Be a Man
About this deal
Be a Man: The Ultimate Guide lets men of the world (and the women that might live with them) know that they are not alone.
To “man up” is an expression originally used in football and military contexts, meaning not much more than toughen up, move into battle, “grow a pair,” with the apparent failure to do so often resulting in one getting referred to as a girl or lady (who in this context epitomize softness, equated in many a male mind with weakness). My body could feel alive and my heart could feel warm only when testosterone reunited me with that boy at age four who, I so clearly remember, dreamed of being a man. The world scooped me up and gave me a warm welcome in places I could never before have entered comfortably, and many of the people closest to me turned away, betrayed by a transition they took personally. And such shaming usually becomes internalized as yet another aspect of the inner critic (a heartlessly negative self-appraisal originating in childhood), the shaming finger of which gets waved in our face so often that it gets normalized.
The Foreword, Introduction, most of Chapter 1 ‘Contexts of Childlessness’ and sections of other chapters can be viewed on Google Books Preview. If you’ve read your share of popular advice on relationships and being a man — but realize on a gut level that it’s going to take some serious inner work — here’s a deeply practical guide to that most rewarding of challenges: doing what’s needed to fully embody your authentic manhood. I had been scrutinizing masculinity my whole life, trying to perfectly replicate it in my gestures and clothes and physique. The moment at the Hotel Chandler when I am lifting my hands over my head and jumping up and down and taking photos and posting them everywhere is the beginning of revelations, the ones I will try to convey to you in these pages.
To Be a Man challenges current ideas about maleness and offers a road map to a deepening, fulfilling, and awakened masculinity. It only took this long to read it as I left it alone for months at a time, really just using it for some comic relief.
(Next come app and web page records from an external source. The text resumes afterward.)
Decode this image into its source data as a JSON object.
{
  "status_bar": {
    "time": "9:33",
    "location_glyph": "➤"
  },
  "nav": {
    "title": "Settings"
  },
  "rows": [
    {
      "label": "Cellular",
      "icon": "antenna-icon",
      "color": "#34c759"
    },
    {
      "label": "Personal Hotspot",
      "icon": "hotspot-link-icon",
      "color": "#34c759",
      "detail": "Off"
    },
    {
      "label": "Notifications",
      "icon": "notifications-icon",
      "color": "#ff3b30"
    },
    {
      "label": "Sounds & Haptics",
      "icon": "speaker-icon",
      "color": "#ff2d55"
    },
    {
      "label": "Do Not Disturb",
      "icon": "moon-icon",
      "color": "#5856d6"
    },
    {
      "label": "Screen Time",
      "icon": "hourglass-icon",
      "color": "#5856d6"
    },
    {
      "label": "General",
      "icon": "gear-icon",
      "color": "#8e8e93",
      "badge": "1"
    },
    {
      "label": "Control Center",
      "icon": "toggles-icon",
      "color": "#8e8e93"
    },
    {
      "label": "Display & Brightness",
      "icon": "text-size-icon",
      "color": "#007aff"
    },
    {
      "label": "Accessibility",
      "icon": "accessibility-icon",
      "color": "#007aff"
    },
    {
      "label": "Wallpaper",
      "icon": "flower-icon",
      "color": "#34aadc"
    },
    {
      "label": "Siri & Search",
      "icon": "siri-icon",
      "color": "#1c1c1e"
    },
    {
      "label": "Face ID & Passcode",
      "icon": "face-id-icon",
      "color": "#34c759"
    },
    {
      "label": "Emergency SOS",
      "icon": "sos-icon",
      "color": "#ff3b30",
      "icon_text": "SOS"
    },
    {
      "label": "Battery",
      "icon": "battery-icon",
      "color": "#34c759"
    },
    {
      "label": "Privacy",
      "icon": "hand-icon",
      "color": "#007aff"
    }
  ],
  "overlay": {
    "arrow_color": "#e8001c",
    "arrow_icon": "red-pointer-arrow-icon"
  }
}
This indispensable guide for all men’s rituals and practical habits belongs in every man’s back pocket. Such pressure, such insensitive or out-of-tune motivational intensity, is but unhealthy or toxic challenge. This internal drill sergeant, this love-barren relentless inner overseer, simply wears us down even as it pushes us to be better, to be more successful, to be more of a man, etcetera after self-castigating etcetera.
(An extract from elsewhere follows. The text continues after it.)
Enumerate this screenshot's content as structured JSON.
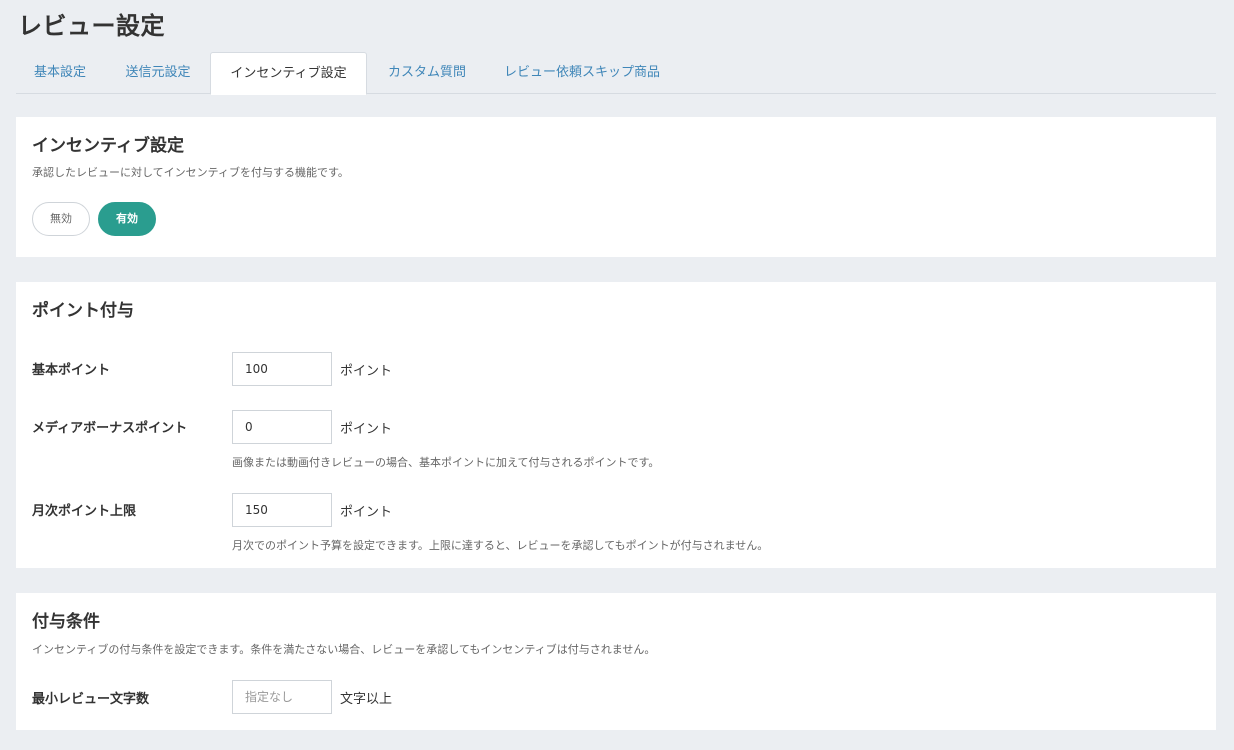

From an early age, boys thrive in the presence of healthy challenge — non-shaming, age-appropriate, loving encouragement infused with a significant but safe degree of risk — learning firsthand how to both extend their edge and respect their limits. I think this is an excellent piece of scholarship that covers an often unspoken topic in a sensitive, novel and comprehensive way. And my vulnerability here is a direct response to the vulnerability and courage that psychospiritual explorer and teacher Robert Augustus Masters brings to bear around his own struggles with aggression, power, belonging, sexuality and finding authenticity in the all but impossible edge between culturally sanctioned manliness and “nice-guyness. This book is a careful, balanced, scriptural look at the task that God has assigned to men, and is a celebration of God’s good wisdom.